The Governor’s Office of Highway Safety is joining pedestrian and bicycle safety partners to remind both walkers and riders to wear reflective gear as winter continues and days remain darker.
Data shows that in 2012, there were an estimated 132 pedestrian fatalities in Georgia. That accounts for 11 percent of all traffic deaths. While that number is below the national average of 14 percent, it still accounts for far too many deaths, the majority of which are happening at night. In 2011, 70 percent of all nationwide pedestrian fatalities happened at night, with 32 percent happening between 8 p.m. and midnight and 24 percent happening between midnight and 4 a.m.
“Walking, jogging or riding your bike is a great way to get exercise as well as being a necessity for many people getting to and from work,” said GOHS Director Harris Blackwood. “But we want to make sure people are being safe as pedestrians and cyclists. This is the darkest time of year so it’s essential that you wear bright clothes and reflective gear to stay safe on our roads.”
While pedestrians can help keep themselves safe by always walking on sidewalks and crossing at crosswalks where available, cyclists can also stay safe by riding with the flow of traffic, said officials. In Georgia, cyclists also have the added benefit of a relatively new law requiring vehicles to pass cyclists with a minimum of three feet. Both can be helped by wearing bright clothes and making sure reflectors are properly displayed on bicycles.
“The easiest way for pedestrian, cyclists and motorists to share the road safely is for everyone to be aware of their surroundings” said Director Blackwood. “Wearing reflective clothes, especially now when the days are shorter, is an easy way to keep yourself visible.”
Here are safety tips for both drivers and pedestrians and cyclists:
Pedestrians: Walk on a sidewalk whenever available; walk facing traffic if no sidewalk is available; cross at crosswalks; cross in a well-lit area if no crosswalk is available; make eye contact with drivers as they approach you; wear reflective materials; and refrain from using cell phones, ear phones or other electronic devices while walking to minimize distractions.
Cyclists: Ride on the road; obey all traffic laws; use front and rear lights if riding in low-light or at night; flow with traffic and signal your intentions; wear bright, reflective clothing; maintain a consistent line of travel; don’t weave in and out of lanes.

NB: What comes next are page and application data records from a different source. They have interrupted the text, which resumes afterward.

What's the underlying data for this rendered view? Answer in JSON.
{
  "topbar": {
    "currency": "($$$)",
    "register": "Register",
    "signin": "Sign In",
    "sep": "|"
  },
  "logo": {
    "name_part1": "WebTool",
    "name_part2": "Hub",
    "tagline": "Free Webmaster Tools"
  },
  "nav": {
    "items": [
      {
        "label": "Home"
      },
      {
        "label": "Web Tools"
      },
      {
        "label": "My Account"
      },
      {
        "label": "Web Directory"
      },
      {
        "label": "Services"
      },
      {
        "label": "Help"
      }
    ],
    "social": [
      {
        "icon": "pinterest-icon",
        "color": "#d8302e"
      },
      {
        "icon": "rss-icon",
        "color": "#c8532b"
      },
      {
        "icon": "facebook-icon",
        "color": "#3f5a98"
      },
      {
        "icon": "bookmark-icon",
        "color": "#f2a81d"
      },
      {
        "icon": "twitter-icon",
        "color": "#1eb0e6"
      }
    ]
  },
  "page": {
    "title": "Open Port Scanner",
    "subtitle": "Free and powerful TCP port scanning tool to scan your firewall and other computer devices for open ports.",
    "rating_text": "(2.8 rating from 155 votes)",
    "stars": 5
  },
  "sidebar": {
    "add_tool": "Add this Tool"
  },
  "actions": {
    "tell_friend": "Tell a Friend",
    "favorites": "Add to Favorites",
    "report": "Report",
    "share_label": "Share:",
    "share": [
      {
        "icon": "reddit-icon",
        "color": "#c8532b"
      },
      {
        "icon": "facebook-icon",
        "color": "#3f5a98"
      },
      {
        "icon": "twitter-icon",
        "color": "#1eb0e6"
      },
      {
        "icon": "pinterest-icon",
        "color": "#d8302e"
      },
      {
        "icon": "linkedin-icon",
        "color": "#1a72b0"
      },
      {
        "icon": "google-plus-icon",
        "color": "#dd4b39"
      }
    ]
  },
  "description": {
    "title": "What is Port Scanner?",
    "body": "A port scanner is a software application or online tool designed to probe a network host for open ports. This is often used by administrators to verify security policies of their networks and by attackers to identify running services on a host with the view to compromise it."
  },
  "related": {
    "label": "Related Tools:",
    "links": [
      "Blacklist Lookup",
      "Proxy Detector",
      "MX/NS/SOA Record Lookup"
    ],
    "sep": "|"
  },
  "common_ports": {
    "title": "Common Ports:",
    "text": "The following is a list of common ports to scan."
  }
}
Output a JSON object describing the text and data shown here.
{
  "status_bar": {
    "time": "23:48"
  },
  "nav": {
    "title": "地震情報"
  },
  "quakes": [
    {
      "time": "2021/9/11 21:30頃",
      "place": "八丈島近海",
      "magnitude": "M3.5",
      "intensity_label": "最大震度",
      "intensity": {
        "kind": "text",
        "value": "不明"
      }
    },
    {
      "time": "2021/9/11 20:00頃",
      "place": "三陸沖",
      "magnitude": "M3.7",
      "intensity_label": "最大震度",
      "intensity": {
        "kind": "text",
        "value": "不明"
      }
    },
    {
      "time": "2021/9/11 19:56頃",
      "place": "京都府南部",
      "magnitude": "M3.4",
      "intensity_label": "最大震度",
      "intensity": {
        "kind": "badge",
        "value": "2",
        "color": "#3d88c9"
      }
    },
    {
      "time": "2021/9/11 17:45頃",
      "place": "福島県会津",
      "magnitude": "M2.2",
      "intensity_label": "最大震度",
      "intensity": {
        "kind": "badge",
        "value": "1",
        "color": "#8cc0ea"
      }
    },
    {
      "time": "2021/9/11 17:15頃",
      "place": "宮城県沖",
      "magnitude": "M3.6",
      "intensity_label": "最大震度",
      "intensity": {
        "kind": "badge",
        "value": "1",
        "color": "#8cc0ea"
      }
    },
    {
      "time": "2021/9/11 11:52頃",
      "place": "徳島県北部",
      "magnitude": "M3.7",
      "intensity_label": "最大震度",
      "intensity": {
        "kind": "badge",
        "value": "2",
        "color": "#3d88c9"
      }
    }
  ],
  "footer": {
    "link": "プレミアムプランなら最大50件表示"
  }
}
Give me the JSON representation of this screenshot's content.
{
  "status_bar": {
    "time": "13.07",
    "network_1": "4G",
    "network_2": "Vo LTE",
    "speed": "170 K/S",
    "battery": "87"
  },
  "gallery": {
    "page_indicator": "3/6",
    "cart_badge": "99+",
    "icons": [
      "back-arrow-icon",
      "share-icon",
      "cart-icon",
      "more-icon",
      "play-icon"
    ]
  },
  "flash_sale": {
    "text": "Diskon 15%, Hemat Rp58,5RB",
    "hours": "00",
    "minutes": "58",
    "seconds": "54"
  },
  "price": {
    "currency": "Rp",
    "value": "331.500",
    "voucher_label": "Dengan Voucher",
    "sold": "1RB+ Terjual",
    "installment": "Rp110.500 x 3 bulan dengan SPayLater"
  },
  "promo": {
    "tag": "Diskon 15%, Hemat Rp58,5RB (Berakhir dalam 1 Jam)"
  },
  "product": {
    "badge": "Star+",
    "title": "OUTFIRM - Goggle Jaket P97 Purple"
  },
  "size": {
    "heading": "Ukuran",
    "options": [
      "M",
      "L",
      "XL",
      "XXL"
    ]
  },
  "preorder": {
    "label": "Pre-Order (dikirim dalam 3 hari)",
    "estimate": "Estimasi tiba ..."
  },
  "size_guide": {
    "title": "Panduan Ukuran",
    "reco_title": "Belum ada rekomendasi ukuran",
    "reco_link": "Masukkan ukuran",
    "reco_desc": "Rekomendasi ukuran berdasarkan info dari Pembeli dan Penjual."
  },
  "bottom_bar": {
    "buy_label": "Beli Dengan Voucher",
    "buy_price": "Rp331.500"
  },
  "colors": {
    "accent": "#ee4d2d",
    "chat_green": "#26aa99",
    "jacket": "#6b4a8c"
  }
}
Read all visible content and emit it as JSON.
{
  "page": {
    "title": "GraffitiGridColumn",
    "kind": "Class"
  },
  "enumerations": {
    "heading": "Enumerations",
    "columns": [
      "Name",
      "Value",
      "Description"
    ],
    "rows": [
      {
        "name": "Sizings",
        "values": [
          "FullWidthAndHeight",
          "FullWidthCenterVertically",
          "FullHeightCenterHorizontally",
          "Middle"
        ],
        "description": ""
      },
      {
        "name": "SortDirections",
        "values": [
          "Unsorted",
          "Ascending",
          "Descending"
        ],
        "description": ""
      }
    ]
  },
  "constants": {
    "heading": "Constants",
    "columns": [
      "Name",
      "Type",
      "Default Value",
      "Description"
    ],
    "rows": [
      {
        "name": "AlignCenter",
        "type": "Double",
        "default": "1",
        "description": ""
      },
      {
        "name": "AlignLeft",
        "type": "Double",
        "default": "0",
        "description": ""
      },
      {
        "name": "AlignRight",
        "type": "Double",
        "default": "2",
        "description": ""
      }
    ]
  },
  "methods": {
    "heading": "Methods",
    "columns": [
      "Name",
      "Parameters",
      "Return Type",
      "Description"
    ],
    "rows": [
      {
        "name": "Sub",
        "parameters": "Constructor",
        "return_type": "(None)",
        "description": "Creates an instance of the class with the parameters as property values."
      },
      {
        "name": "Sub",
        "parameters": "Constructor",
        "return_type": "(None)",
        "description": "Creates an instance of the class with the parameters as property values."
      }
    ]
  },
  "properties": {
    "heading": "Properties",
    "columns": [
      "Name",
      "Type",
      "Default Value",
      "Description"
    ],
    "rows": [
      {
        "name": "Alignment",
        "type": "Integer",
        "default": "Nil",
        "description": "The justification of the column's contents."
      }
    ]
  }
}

Motorists: Look out for pedestrians everywhere; be prepared to stop when approaching a crosswalk; be on the lookout for pedestrians in hard-to-see conditions; never pass vehicles at a crosswalk; give cyclists three feet of passing space; refrain from tailgating a cyclist.